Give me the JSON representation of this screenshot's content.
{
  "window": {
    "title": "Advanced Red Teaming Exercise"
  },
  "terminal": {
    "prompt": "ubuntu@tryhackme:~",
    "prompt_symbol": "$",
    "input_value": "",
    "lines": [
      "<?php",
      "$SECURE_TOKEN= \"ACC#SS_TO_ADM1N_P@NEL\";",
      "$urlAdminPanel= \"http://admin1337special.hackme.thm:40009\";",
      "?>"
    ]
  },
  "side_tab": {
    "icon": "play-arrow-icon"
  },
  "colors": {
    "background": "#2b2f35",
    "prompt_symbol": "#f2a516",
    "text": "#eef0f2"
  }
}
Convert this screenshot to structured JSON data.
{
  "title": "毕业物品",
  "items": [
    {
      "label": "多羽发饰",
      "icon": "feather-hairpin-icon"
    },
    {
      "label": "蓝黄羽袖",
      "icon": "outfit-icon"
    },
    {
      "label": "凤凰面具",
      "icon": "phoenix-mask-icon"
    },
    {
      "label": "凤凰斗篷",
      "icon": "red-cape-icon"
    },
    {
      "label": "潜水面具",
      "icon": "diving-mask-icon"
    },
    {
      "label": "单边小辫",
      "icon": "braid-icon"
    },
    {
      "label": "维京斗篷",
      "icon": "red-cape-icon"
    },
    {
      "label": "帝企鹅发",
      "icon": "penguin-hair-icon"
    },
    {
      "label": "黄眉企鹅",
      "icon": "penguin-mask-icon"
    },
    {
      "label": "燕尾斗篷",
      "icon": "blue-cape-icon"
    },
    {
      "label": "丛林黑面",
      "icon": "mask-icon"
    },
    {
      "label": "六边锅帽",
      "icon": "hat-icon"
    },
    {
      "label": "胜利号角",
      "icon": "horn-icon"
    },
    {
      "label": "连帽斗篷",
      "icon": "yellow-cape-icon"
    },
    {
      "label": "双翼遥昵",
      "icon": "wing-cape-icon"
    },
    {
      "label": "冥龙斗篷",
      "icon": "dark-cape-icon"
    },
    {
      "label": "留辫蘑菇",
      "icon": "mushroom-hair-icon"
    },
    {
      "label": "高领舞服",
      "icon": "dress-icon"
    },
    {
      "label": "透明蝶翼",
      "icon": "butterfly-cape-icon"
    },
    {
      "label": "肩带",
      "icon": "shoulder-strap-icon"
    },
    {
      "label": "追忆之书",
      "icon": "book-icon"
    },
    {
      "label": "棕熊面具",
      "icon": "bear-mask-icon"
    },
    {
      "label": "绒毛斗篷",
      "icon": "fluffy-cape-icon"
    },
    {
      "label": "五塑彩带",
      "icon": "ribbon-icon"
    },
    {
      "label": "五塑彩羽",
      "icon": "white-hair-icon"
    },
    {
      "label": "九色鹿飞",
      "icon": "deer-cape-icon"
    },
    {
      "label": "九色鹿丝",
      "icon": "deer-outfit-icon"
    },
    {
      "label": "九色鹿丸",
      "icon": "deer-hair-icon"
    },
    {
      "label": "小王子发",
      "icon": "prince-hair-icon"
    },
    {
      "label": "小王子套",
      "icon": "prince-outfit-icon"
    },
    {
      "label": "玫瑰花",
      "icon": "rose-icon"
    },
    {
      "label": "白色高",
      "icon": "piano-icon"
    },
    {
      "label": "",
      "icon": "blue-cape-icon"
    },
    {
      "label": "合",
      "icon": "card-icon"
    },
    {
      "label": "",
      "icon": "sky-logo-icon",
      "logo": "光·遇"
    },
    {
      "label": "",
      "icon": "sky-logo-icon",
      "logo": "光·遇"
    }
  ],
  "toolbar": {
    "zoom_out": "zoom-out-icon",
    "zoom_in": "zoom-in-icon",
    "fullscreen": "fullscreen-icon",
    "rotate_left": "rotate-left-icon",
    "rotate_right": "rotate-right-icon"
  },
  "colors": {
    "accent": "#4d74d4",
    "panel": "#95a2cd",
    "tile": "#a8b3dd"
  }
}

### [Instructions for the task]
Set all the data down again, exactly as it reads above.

### [Written solution]
Give me the JSON representation of this screenshot's content.
{
  "window": {
    "title": "Advanced Red Teaming Exercise"
  },
  "terminal": {
    "prompt": "ubuntu@tryhackme:~",
    "prompt_symbol": "$",
    "input_value": "",
    "lines": [
      "<?php",
      "$SECURE_TOKEN= \"ACC#SS_TO_ADM1N_P@NEL\";",
      "$urlAdminPanel= \"http://admin1337special.hackme.thm:40009\";",
      "?>"
    ]
  },
  "side_tab": {
    "icon": "play-arrow-icon"
  },
  "colors": {
    "background": "#2b2f35",
    "prompt_symbol": "#f2a516",
    "text": "#eef0f2"
  }
}
Convert this screenshot to structured JSON data.
{
  "title": "毕业物品",
  "items": [
    {
      "label": "多羽发饰",
      "icon": "feather-hairpin-icon"
    },
    {
      "label": "蓝黄羽袖",
      "icon": "outfit-icon"
    },
    {
      "label": "凤凰面具",
      "icon": "phoenix-mask-icon"
    },
    {
      "label": "凤凰斗篷",
      "icon": "red-cape-icon"
    },
    {
      "label": "潜水面具",
      "icon": "diving-mask-icon"
    },
    {
      "label": "单边小辫",
      "icon": "braid-icon"
    },
    {
      "label": "维京斗篷",
      "icon": "red-cape-icon"
    },
    {
      "label": "帝企鹅发",
      "icon": "penguin-hair-icon"
    },
    {
      "label": "黄眉企鹅",
      "icon": "penguin-mask-icon"
    },
    {
      "label": "燕尾斗篷",
      "icon": "blue-cape-icon"
    },
    {
      "label": "丛林黑面",
      "icon": "mask-icon"
    },
    {
      "label": "六边锅帽",
      "icon": "hat-icon"
    },
    {
      "label": "胜利号角",
      "icon": "horn-icon"
    },
    {
      "label": "连帽斗篷",
      "icon": "yellow-cape-icon"
    },
    {
      "label": "双翼遥昵",
      "icon": "wing-cape-icon"
    },
    {
      "label": "冥龙斗篷",
      "icon": "dark-cape-icon"
    },
    {
      "label": "留辫蘑菇",
      "icon": "mushroom-hair-icon"
    },
    {
      "label": "高领舞服",
      "icon": "dress-icon"
    },
    {
      "label": "透明蝶翼",
      "icon": "butterfly-cape-icon"
    },
    {
      "label": "肩带",
      "icon": "shoulder-strap-icon"
    },
    {
      "label": "追忆之书",
      "icon": "book-icon"
    },
    {
      "label": "棕熊面具",
      "icon": "bear-mask-icon"
    },
    {
      "label": "绒毛斗篷",
      "icon": "fluffy-cape-icon"
    },
    {
      "label": "五塑彩带",
      "icon": "ribbon-icon"
    },
    {
      "label": "五塑彩羽",
      "icon": "white-hair-icon"
    },
    {
      "label": "九色鹿飞",
      "icon": "deer-cape-icon"
    },
    {
      "label": "九色鹿丝",
      "icon": "deer-outfit-icon"
    },
    {
      "label": "九色鹿丸",
      "icon": "deer-hair-icon"
    },
    {
      "label": "小王子发",
      "icon": "prince-hair-icon"
    },
    {
      "label": "小王子套",
      "icon": "prince-outfit-icon"
    },
    {
      "label": "玫瑰花",
      "icon": "rose-icon"
    },
    {
      "label": "白色高",
      "icon": "piano-icon"
    },
    {
      "label": "",
      "icon": "blue-cape-icon"
    },
    {
      "label": "合",
      "icon": "card-icon"
    },
    {
      "label": "",
      "icon": "sky-logo-icon",
      "logo": "光·遇"
    },
    {
      "label": "",
      "icon": "sky-logo-icon",
      "logo": "光·遇"
    }
  ],
  "toolbar": {
    "zoom_out": "zoom-out-icon",
    "zoom_in": "zoom-in-icon",
    "fullscreen": "fullscreen-icon",
    "rotate_left": "rotate-left-icon",
    "rotate_right": "rotate-right-icon"
  },
  "colors": {
    "accent": "#4d74d4",
    "panel": "#95a2cd",
    "tile": "#a8b3dd"
  }
}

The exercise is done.